## EXERCISE DIRECTIONS:
Copy out, from the data below, each line in which the word "text" occurs.

## SUPPLIED ENTRIES:

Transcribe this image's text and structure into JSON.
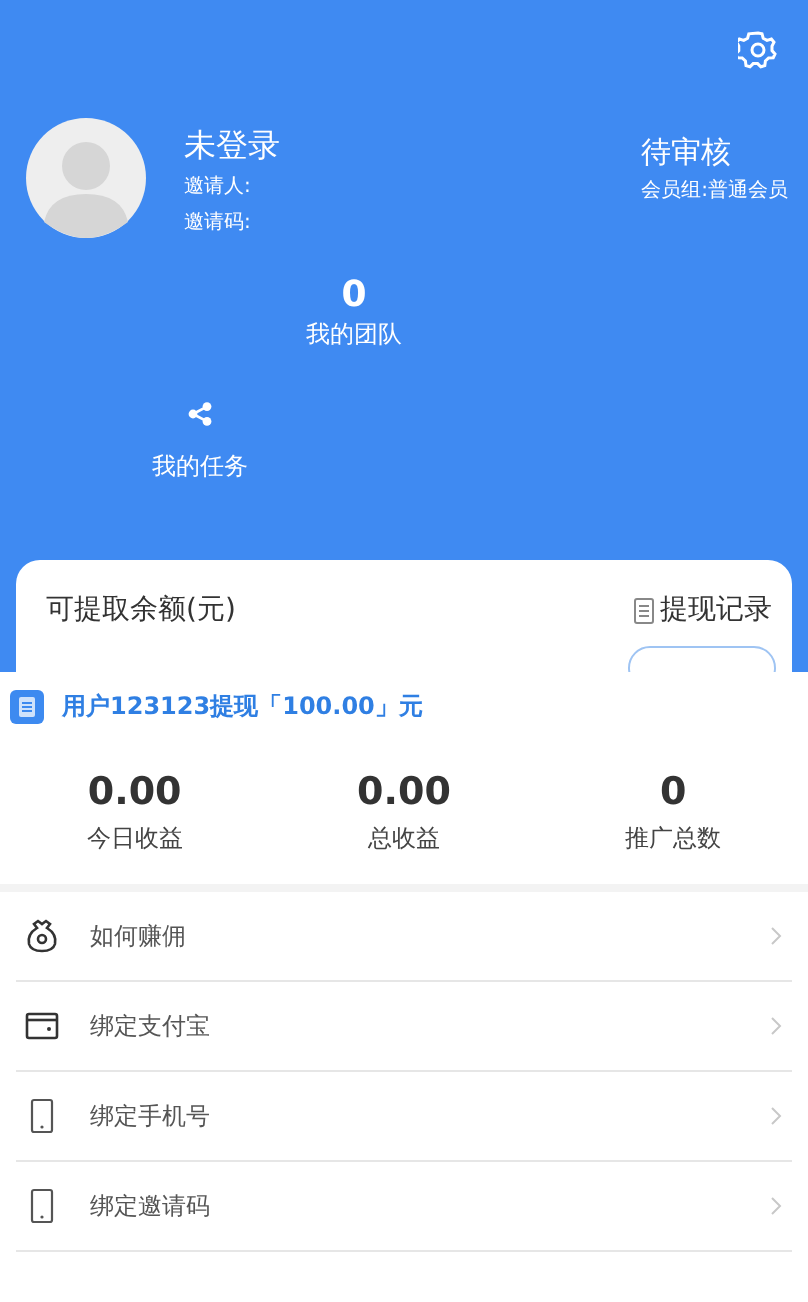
{
  "profile": {
    "name": "未登录",
    "inviter_label": "邀请人:",
    "invite_code_label": "邀请码:",
    "status": "待审核",
    "member_group": "会员组:普通会员"
  },
  "team": {
    "count": "0",
    "label": "我的团队"
  },
  "task": {
    "label": "我的任务"
  },
  "balance_card": {
    "title": "可提取余额(元)",
    "record_link": "提现记录"
  },
  "notice": {
    "text": "用户123123提现「100.00」元"
  },
  "stats": [
    {
      "value": "0.00",
      "label": "今日收益"
    },
    {
      "value": "0.00",
      "label": "总收益"
    },
    {
      "value": "0",
      "label": "推广总数"
    }
  ],
  "menu": [
    {
      "kind": "bag",
      "label": "如何赚佣"
    },
    {
      "kind": "wallet",
      "label": "绑定支付宝"
    },
    {
      "kind": "phone",
      "label": "绑定手机号"
    },
    {
      "kind": "phone",
      "label": "绑定邀请码"
    }
  ]
}
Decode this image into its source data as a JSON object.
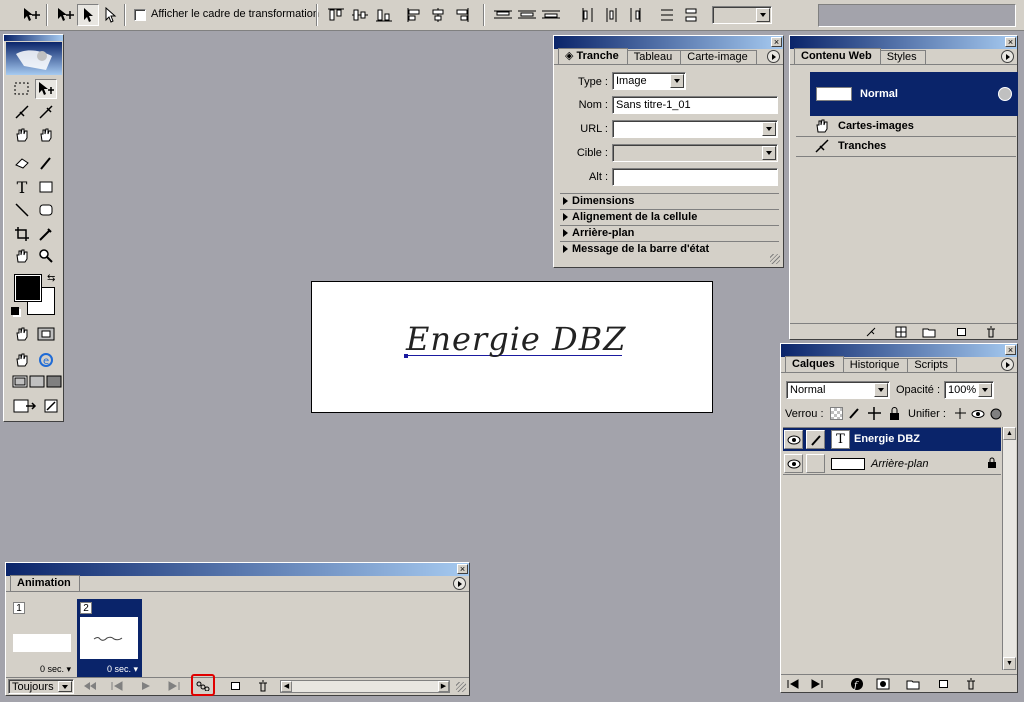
{
  "options_bar": {
    "show_transform_label": "Afficher le cadre de transformation"
  },
  "slice_panel": {
    "tabs": [
      "Tranche",
      "Tableau",
      "Carte-image"
    ],
    "type_label": "Type :",
    "type_value": "Image",
    "name_label": "Nom :",
    "name_value": "Sans titre-1_01",
    "url_label": "URL :",
    "url_value": "",
    "target_label": "Cible :",
    "target_value": "",
    "alt_label": "Alt :",
    "alt_value": "",
    "sections": [
      "Dimensions",
      "Alignement de la cellule",
      "Arrière-plan",
      "Message de la barre d'état"
    ]
  },
  "web_panel": {
    "tabs": [
      "Contenu Web",
      "Styles"
    ],
    "items": {
      "normal": "Normal",
      "image_maps": "Cartes-images",
      "slices": "Tranches"
    }
  },
  "layers_panel": {
    "tabs": [
      "Calques",
      "Historique",
      "Scripts"
    ],
    "blend_mode": "Normal",
    "opacity_label": "Opacité :",
    "opacity_value": "100%",
    "lock_label": "Verrou :",
    "unify_label": "Unifier :",
    "layers": [
      "Energie DBZ",
      "Arrière-plan"
    ]
  },
  "animation_panel": {
    "tab": "Animation",
    "frames": [
      {
        "number": "1",
        "delay": "0 sec."
      },
      {
        "number": "2",
        "delay": "0 sec."
      }
    ],
    "loop": "Toujours"
  },
  "canvas": {
    "text": "Energie DBZ"
  },
  "colors": {
    "selection": "#0a246a",
    "panel_bg": "#d4d0c8",
    "workspace": "#a3a3ab",
    "highlight_box": "#e00000"
  }
}
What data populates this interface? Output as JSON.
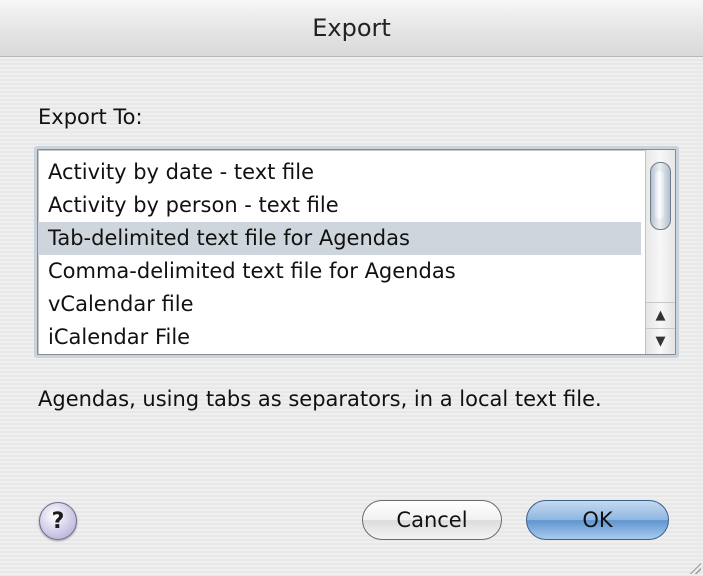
{
  "window": {
    "title": "Export"
  },
  "export_to": {
    "label": "Export To:",
    "items": [
      "Activity by date - text file",
      "Activity by person - text file",
      "Tab-delimited text file for Agendas",
      "Comma-delimited text file for Agendas",
      "vCalendar file",
      "iCalendar File"
    ],
    "selected_index": 2
  },
  "description": "Agendas, using tabs as separators, in a local text file.",
  "buttons": {
    "help": "?",
    "cancel": "Cancel",
    "ok": "OK"
  },
  "scrollbar": {
    "up_arrow": "▲",
    "down_arrow": "▼"
  },
  "icons": {
    "help": "help-icon",
    "scroll_up": "scroll-up-arrow-icon",
    "scroll_down": "scroll-down-arrow-icon",
    "resize_grip": "resize-grip-icon"
  },
  "colors": {
    "selection": "#cfd5dc",
    "default_button": "#8fb6e2",
    "window_background": "#ececec"
  }
}
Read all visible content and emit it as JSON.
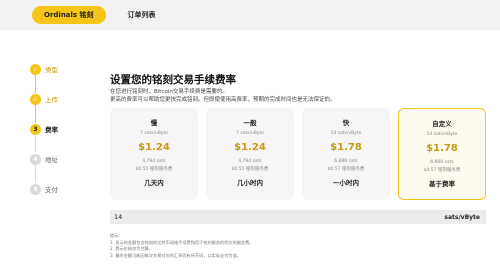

## THE ANSWER:
Transcribe this image's text and structure into JSON.
    "text": "用户123123提现「100.00」元"
    "text": "Energie DBZ"
      "Activity by date - text file",
      "Activity by person - text file",
      "Tab-delimited text file for Agendas",
      "Comma-delimited text file for Agendas",
  "description": "Agendas, using tabs as separators, in a local text file.",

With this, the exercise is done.